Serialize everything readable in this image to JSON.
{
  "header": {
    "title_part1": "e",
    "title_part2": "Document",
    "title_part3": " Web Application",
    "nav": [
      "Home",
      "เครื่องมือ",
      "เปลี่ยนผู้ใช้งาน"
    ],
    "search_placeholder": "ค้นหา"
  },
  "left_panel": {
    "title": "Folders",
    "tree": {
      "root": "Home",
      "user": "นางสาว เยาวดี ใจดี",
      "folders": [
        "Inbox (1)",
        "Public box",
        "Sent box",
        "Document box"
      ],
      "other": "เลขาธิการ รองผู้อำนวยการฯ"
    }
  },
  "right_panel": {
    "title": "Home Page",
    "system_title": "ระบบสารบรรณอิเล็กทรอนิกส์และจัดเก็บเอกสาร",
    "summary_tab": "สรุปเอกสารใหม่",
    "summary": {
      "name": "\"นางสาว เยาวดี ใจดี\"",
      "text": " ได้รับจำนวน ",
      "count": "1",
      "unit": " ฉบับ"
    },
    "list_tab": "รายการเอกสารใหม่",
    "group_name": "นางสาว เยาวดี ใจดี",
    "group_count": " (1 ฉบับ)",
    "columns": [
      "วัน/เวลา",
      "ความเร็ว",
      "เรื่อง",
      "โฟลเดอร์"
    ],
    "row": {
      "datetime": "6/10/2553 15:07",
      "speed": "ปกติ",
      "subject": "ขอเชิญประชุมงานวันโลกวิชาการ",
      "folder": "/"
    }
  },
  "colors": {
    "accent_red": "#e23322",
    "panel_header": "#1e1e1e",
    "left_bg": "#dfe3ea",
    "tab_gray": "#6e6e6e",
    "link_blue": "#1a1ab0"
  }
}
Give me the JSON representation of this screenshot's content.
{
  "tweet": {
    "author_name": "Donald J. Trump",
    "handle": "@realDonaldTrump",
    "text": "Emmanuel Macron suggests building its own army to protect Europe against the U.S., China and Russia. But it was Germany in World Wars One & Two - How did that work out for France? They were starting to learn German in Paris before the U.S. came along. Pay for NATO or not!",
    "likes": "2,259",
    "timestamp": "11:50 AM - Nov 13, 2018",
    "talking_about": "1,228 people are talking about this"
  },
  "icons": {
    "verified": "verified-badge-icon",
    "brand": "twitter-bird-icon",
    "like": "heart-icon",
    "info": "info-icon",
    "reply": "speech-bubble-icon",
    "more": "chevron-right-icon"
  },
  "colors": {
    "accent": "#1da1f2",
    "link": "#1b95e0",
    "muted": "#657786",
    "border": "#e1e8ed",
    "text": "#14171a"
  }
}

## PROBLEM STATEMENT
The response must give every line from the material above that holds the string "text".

## SOLUTION
      "text": " ได้รับจำนวน ",
    "text": "Emmanuel Macron suggests building its own army to protect Europe against the U.S., China and Russia. But it was Germany in World Wars One & Two - How did that work out for France? They were starting to learn German in Paris before the U.S. came along. Pay for NATO or not!",
    "text": "#14171a"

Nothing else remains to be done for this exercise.